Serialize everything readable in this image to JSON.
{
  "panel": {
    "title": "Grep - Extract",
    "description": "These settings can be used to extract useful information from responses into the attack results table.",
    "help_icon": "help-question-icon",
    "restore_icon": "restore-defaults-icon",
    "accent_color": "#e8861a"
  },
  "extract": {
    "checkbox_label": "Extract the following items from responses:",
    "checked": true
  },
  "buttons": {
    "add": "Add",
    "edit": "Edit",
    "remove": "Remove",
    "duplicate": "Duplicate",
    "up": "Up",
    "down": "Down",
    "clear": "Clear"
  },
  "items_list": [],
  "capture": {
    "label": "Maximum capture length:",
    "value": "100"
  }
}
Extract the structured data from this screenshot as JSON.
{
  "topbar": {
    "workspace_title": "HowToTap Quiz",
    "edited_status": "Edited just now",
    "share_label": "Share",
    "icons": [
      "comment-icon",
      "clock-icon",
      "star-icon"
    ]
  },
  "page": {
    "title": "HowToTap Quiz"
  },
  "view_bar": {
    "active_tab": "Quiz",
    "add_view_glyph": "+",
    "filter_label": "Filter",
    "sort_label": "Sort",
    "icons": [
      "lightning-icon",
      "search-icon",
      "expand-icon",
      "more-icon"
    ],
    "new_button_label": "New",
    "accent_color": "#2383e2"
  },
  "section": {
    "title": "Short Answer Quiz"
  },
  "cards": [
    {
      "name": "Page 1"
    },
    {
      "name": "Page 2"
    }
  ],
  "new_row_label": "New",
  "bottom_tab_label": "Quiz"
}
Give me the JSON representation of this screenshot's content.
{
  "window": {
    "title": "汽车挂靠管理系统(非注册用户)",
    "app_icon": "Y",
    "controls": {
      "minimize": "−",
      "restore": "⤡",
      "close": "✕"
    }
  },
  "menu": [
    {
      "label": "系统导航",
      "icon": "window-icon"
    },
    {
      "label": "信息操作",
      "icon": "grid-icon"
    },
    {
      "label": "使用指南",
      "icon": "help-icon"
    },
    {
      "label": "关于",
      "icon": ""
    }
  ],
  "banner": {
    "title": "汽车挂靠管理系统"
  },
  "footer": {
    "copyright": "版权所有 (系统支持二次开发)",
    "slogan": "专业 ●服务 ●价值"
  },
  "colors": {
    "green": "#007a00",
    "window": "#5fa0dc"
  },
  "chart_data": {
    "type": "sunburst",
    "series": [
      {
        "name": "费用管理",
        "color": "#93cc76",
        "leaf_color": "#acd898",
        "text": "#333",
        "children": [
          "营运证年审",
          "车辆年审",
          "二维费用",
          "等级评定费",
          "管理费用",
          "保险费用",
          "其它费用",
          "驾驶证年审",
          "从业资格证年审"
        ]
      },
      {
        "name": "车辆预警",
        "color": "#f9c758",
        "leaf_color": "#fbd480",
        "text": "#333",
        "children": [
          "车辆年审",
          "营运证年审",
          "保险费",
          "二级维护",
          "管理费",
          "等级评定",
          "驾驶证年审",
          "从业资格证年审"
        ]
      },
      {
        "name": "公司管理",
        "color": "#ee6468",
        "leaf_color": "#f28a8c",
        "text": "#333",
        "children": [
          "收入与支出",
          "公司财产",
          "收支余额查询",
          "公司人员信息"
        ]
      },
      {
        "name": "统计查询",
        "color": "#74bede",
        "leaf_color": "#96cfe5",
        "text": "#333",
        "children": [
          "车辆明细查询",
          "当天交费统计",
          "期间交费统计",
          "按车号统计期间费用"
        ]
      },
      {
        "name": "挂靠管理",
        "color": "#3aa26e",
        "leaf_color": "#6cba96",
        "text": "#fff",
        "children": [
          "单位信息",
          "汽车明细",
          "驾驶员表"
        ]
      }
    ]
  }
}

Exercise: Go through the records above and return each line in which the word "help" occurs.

Task solution:
    "help_icon": "help-question-icon",
      "icon": "help-icon"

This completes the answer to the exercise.